**Your assignment**: Which lines of the data below hold "Very"? Copy each of them.

**Excerpted data**:
▬▬▬

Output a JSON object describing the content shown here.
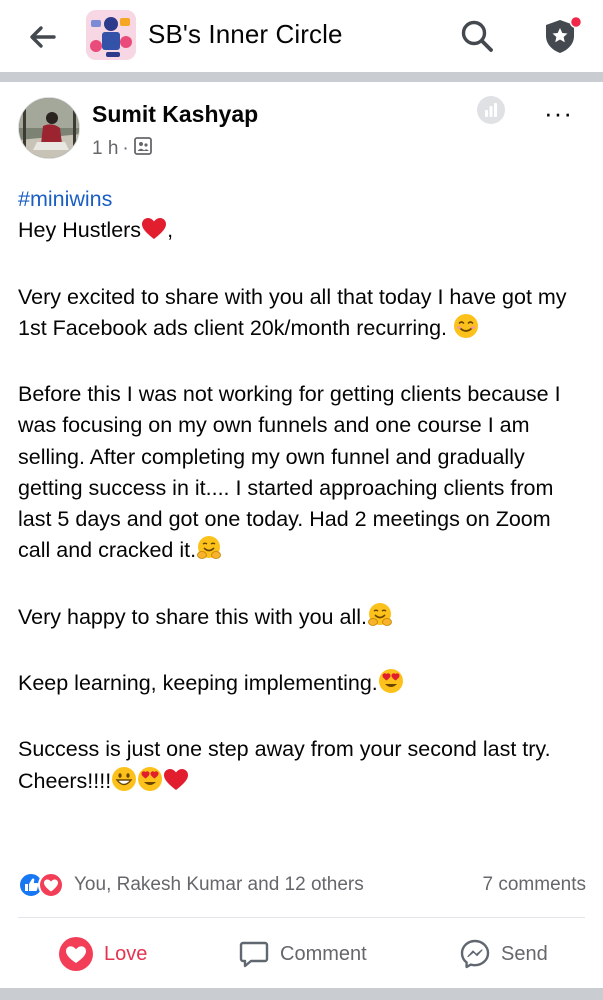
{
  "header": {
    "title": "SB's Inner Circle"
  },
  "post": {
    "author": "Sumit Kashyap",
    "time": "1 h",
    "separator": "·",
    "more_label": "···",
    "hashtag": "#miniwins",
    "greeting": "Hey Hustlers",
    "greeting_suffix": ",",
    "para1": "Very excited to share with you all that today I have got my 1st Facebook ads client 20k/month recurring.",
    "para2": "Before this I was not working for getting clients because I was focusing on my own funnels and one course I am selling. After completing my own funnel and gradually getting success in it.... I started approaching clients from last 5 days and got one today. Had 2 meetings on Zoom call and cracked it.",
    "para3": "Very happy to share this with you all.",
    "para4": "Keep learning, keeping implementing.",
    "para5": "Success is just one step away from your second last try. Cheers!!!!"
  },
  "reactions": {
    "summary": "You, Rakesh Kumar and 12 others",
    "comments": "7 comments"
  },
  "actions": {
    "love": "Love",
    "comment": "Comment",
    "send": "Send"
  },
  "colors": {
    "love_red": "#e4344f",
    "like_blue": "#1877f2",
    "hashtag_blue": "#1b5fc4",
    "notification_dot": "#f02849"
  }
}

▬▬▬

**Answer to this problem**:
    "para1": "Very excited to share with you all that today I have got my 1st Facebook ads client 20k/month recurring.",
    "para3": "Very happy to share this with you all.",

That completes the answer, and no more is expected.